Cyprus, 1000 BC or so, Midsummer. Immediately after bumping into the sleeping Adonis, Venus calls her son, Love, to her. Throughout the poem -- Marino's Adone -- Love shifts from one shape to another, with basically three options: a baby Cupid, a lustful teenager (like here), and a cosmic power. Line 4 includes a cutting remark against Apollo, who acts as Venus' self-righteous adversary in the poem. The myth of Love and Psyche will be developed in canto 4.
With such great and clear splendor his
beautiful heavenly body always shines
that any other light loses, and would

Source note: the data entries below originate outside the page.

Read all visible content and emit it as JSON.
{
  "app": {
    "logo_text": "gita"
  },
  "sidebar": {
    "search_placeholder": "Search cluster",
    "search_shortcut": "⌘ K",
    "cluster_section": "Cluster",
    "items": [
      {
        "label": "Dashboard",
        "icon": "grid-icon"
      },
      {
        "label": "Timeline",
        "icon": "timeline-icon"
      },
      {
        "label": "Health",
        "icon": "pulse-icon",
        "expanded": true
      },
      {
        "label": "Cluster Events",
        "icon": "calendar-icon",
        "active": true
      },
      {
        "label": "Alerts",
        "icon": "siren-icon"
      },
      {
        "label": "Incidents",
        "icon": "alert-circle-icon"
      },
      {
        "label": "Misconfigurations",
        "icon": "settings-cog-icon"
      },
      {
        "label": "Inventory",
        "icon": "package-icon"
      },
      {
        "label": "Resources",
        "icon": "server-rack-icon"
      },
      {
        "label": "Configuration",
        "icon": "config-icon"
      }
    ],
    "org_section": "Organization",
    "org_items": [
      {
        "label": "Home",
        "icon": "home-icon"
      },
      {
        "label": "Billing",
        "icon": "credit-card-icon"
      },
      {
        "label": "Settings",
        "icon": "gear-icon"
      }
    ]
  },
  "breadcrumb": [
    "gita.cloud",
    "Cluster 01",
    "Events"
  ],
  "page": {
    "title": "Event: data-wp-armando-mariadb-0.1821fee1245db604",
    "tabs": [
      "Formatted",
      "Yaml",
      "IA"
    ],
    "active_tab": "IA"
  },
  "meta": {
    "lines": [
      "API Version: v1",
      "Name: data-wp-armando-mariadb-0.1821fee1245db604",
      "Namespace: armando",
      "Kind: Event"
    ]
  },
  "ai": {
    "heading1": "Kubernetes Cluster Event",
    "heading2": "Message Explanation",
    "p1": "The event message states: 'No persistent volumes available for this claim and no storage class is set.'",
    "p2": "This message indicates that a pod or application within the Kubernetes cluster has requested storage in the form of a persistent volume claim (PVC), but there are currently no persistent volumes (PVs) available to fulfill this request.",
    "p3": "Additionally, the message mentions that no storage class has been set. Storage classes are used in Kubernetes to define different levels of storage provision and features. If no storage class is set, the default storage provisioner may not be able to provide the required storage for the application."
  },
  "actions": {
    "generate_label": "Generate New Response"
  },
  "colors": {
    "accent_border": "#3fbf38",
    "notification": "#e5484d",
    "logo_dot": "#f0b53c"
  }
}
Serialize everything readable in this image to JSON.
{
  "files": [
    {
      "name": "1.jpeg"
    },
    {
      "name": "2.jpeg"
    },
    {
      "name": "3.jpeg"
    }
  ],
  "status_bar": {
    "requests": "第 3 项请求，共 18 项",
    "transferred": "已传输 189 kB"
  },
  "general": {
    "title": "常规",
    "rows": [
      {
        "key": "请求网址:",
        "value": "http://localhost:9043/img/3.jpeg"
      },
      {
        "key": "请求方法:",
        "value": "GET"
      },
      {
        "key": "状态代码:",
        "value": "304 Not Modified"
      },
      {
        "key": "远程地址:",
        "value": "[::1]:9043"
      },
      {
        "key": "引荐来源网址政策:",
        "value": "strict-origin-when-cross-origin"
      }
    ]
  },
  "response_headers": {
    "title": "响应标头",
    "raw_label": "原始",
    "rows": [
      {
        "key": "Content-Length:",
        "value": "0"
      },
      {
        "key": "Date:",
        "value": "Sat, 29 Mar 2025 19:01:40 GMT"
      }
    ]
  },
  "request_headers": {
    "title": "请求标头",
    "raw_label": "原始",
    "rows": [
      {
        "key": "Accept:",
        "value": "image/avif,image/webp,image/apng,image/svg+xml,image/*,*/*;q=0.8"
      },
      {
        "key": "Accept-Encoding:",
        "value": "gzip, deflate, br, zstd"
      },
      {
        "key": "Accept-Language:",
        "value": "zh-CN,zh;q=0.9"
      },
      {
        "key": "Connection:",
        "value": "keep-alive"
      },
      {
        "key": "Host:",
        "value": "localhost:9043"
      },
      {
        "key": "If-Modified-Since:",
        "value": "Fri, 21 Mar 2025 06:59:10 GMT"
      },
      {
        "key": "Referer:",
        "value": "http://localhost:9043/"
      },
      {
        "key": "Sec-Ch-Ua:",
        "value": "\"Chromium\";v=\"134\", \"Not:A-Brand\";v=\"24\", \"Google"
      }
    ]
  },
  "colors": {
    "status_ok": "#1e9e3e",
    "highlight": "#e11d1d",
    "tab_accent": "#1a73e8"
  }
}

(Sun not excluded) look weak and feeble.
No wonder if Psyche, with her eyes still
closed by sleep, felt her heart burn, and
in comparison with that eternal light, see John 1.9
saw the golden lamp flicker and fade.